*** THE DATA Section Begins ***
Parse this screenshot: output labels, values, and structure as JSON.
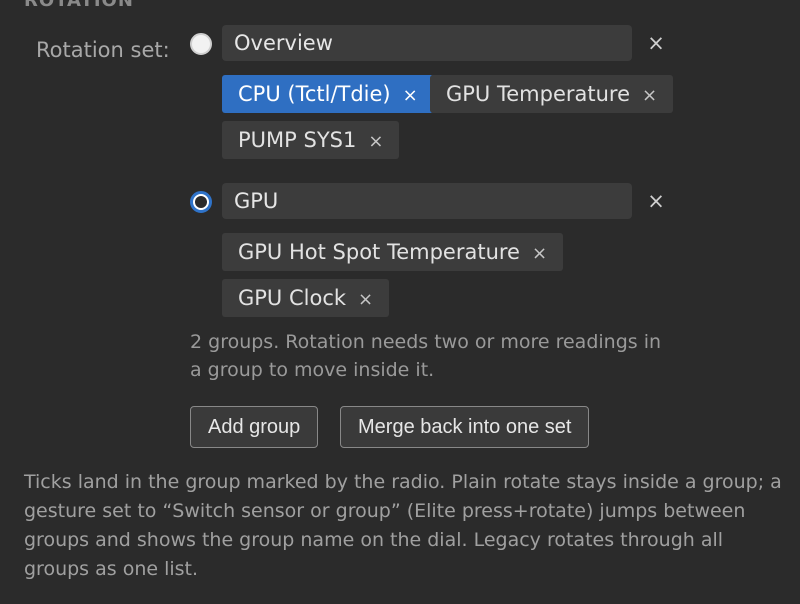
{
  "section": {
    "heading": "ROTATION"
  },
  "rotation_set": {
    "label": "Rotation set:",
    "groups": [
      {
        "name": "Overview",
        "selected": false,
        "remove_glyph": "×",
        "chips": [
          {
            "label": "CPU (Tctl/Tdie)",
            "active": true,
            "remove_glyph": "×"
          },
          {
            "label": "GPU Temperature",
            "active": false,
            "remove_glyph": "×"
          },
          {
            "label": "PUMP SYS1",
            "active": false,
            "remove_glyph": "×"
          }
        ]
      },
      {
        "name": "GPU",
        "selected": true,
        "remove_glyph": "×",
        "chips": [
          {
            "label": "GPU Hot Spot Temperature",
            "active": false,
            "remove_glyph": "×"
          },
          {
            "label": "GPU Clock",
            "active": false,
            "remove_glyph": "×"
          }
        ]
      }
    ],
    "hint": "2 groups. Rotation needs two or more readings in a group to move inside it.",
    "buttons": {
      "add_group": "Add group",
      "merge": "Merge back into one set"
    }
  },
  "footnote": "Ticks land in the group marked by the radio. Plain rotate stays inside a group; a gesture set to “Switch sensor or group” (Elite press+rotate) jumps between groups and shows the group name on the dial. Legacy rotates through all groups as one list.",
  "colors": {
    "background": "#2b2b2b",
    "accent": "#2f6fc2",
    "input_bg": "#3c3c3c",
    "chip_bg": "#3c3c3c"
  },
  "icons": {
    "radio_unselected": "radio-unselected-icon",
    "radio_selected": "radio-selected-icon",
    "remove": "close-icon"
  }
}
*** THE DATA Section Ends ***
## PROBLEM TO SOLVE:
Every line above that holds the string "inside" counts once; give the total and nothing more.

## SOLUTION:
2